Climate change and ocean warming threaten coral reefs globally with more frequent and deadly coral bleaching events. But a new study, using 20 years of Reef Check data, finds that corals now can withstand higher temperatures before bleaching than they could a decade ago.
The study was published March 20, 2019 in the journal Nature Communications. The study team included Ph.D. student Shannon Sully and professor Rob van Woesik at the Florida Institute of Technology, Deron Burkepile and Mary Donovan at the University of California Santa Barbara, and Reef Check founder Gregor Hodgson.
The team analyzed Reef Check data from more than 3,300 sites in 81 countries to examine global coral bleaching patterns in relation to water temperature. They found that, compared to the previous decade, corals now can withstand 0.5 degrees C (about 1 degree Fahrenheit) higher temperature before starting to bleach. According to Hodgson, this is most likely due to adaptation of both the corals and the microscopic algae that live in their tissues.
“We found that it took higher temperatures to bleach corals this past decade than it did 20 years ago,” Florida Tech's Shannon Sully said.
“After watching a large section of the Great Barrier Reef bleach and some of it die over the past few years, it is a bit of good news that we may have a little more time to solve global warming,” said Hodgson.
The authors suggest that the higher temperature threshold for bleaching in this decade is likely a consequence of the decline in temperature-sensitive corals during previous bleaching events, and that the remaining corals now are adapted to higher thermal stress.
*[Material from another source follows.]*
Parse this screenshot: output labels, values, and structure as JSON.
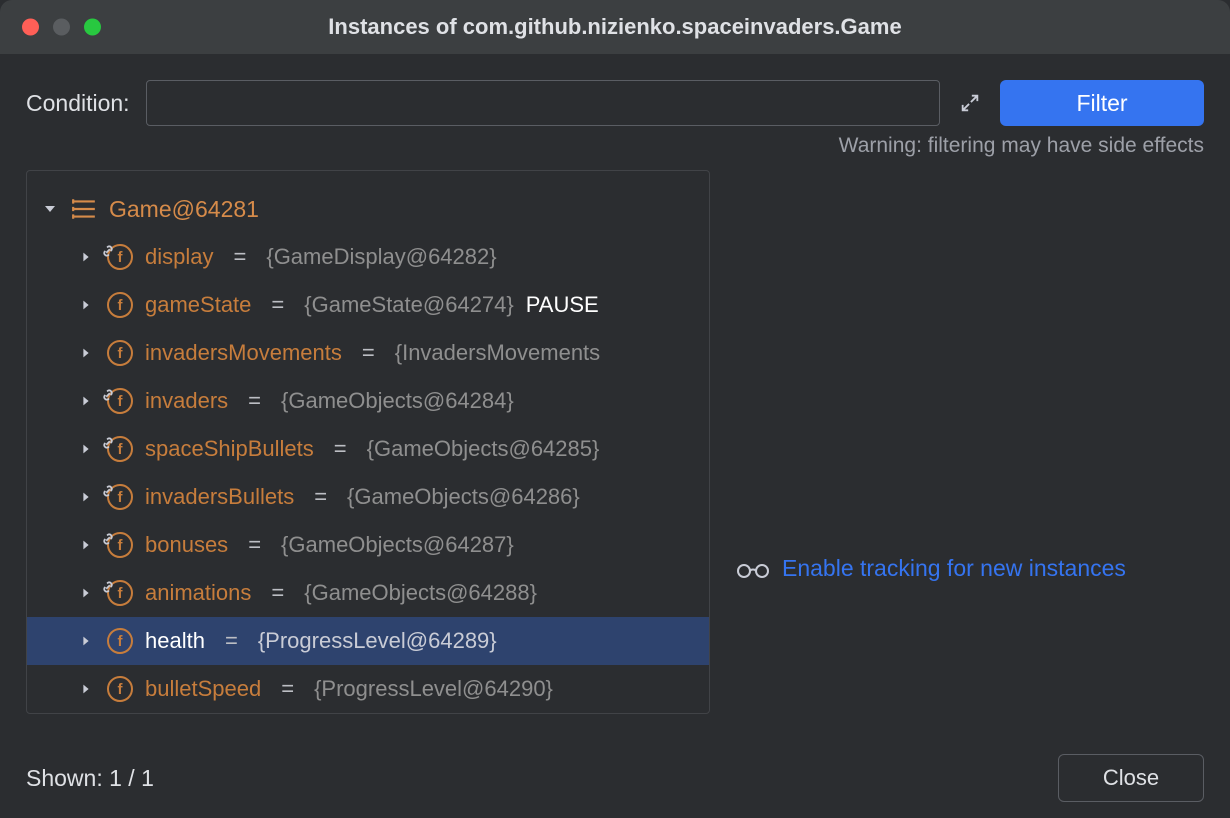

The team also found that bleaching was significantly less common on reefs near the Equator despite similar thermal stress levels, contradicting expectations. Rob van Woesik said that many questions remain. “We are uncertain why equatorial reefs are more tolerant of recent temperature stress, but we do know that we must protect these equatorial reefs – and reefs everywhere – from other disturbances, lest we lose coral reefs that protect coastal inhabitants from storm waves and help feed millions of people worldwide,” he said.
Jan Freiwald, Reef Check's Eecutive Director, was glad to see Reef Check's data put to good use. “Global warming is now the biggest threat to the survival of coral reefs – and humans. Reef Check's citizen scientist divers work hard to survey reefs all over the world to provide the data we need to make effective management decisions on a changing planet and reverse the trend of coral loss,” he said, and thanked all of Reef Check's professional and citizen scientists who helped collected the data.
The article is available here. DOI: 10.1038/s41467-019-09238-2.